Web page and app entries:
▬▬▬▬▬▬▬▬▬▬

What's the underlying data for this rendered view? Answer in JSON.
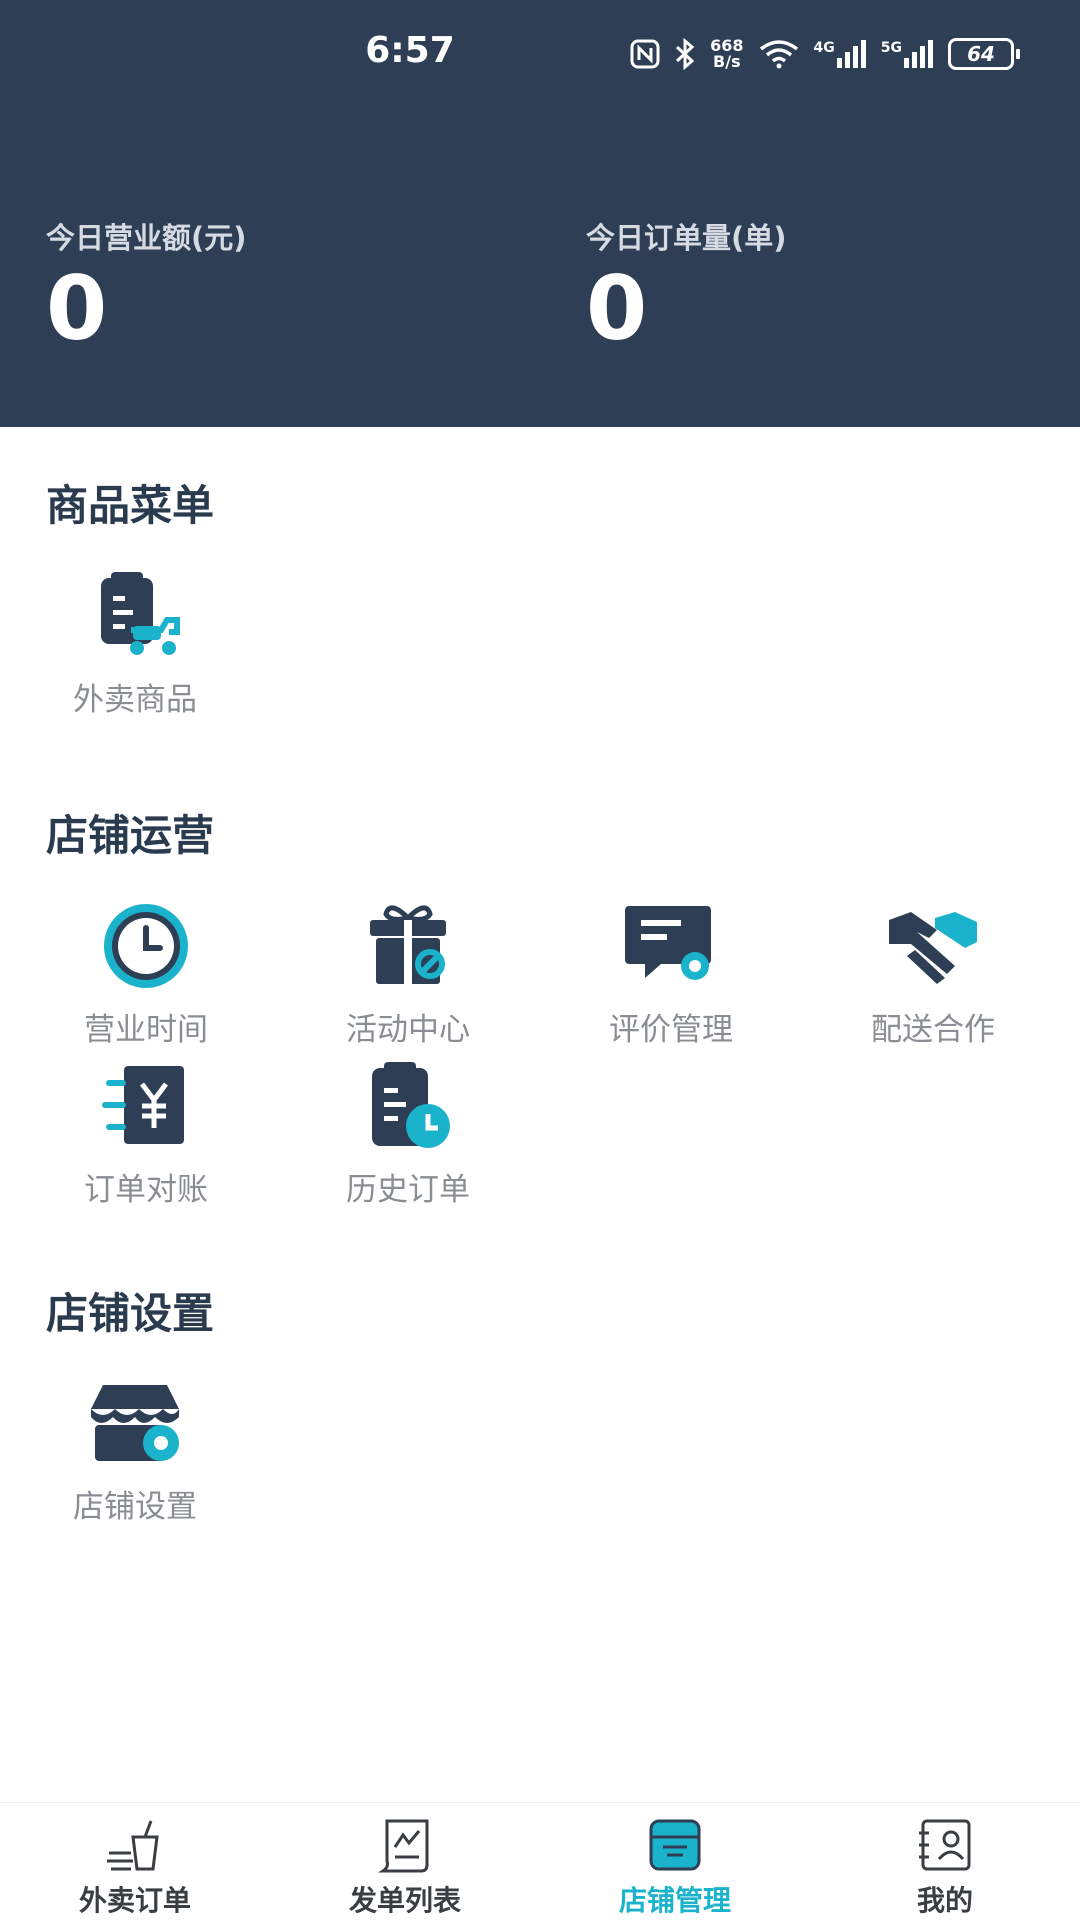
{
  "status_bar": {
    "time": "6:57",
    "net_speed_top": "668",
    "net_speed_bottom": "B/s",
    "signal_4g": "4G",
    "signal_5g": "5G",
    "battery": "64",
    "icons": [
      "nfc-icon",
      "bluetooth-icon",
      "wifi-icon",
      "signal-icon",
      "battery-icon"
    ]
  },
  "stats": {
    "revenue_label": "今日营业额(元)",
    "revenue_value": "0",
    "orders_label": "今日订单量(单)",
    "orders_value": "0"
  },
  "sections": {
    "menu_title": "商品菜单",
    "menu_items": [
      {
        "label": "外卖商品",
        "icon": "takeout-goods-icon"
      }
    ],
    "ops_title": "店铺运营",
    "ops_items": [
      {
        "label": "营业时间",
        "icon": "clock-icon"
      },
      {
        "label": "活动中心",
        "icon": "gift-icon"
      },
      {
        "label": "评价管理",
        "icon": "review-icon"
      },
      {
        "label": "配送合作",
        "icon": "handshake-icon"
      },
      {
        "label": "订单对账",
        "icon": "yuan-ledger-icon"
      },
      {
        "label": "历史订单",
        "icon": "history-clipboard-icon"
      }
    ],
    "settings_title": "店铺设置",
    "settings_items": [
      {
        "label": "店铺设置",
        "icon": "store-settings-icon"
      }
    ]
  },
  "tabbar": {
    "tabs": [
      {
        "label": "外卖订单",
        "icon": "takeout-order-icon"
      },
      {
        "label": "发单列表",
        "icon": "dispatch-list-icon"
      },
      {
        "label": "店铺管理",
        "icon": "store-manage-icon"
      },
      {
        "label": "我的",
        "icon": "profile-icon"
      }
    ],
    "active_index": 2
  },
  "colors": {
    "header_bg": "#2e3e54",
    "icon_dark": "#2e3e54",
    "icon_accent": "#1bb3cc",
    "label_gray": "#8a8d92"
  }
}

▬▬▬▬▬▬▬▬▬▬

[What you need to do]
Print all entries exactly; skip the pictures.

[Response to the task]
What's the underlying data for this rendered view? Answer in JSON.
{
  "status_bar": {
    "time": "6:57",
    "net_speed_top": "668",
    "net_speed_bottom": "B/s",
    "signal_4g": "4G",
    "signal_5g": "5G",
    "battery": "64",
    "icons": [
      "nfc-icon",
      "bluetooth-icon",
      "wifi-icon",
      "signal-icon",
      "battery-icon"
    ]
  },
  "stats": {
    "revenue_label": "今日营业额(元)",
    "revenue_value": "0",
    "orders_label": "今日订单量(单)",
    "orders_value": "0"
  },
  "sections": {
    "menu_title": "商品菜单",
    "menu_items": [
      {
        "label": "外卖商品",
        "icon": "takeout-goods-icon"
      }
    ],
    "ops_title": "店铺运营",
    "ops_items": [
      {
        "label": "营业时间",
        "icon": "clock-icon"
      },
      {
        "label": "活动中心",
        "icon": "gift-icon"
      },
      {
        "label": "评价管理",
        "icon": "review-icon"
      },
      {
        "label": "配送合作",
        "icon": "handshake-icon"
      },
      {
        "label": "订单对账",
        "icon": "yuan-ledger-icon"
      },
      {
        "label": "历史订单",
        "icon": "history-clipboard-icon"
      }
    ],
    "settings_title": "店铺设置",
    "settings_items": [
      {
        "label": "店铺设置",
        "icon": "store-settings-icon"
      }
    ]
  },
  "tabbar": {
    "tabs": [
      {
        "label": "外卖订单",
        "icon": "takeout-order-icon"
      },
      {
        "label": "发单列表",
        "icon": "dispatch-list-icon"
      },
      {
        "label": "店铺管理",
        "icon": "store-manage-icon"
      },
      {
        "label": "我的",
        "icon": "profile-icon"
      }
    ],
    "active_index": 2
  },
  "colors": {
    "header_bg": "#2e3e54",
    "icon_dark": "#2e3e54",
    "icon_accent": "#1bb3cc",
    "label_gray": "#8a8d92"
  }
}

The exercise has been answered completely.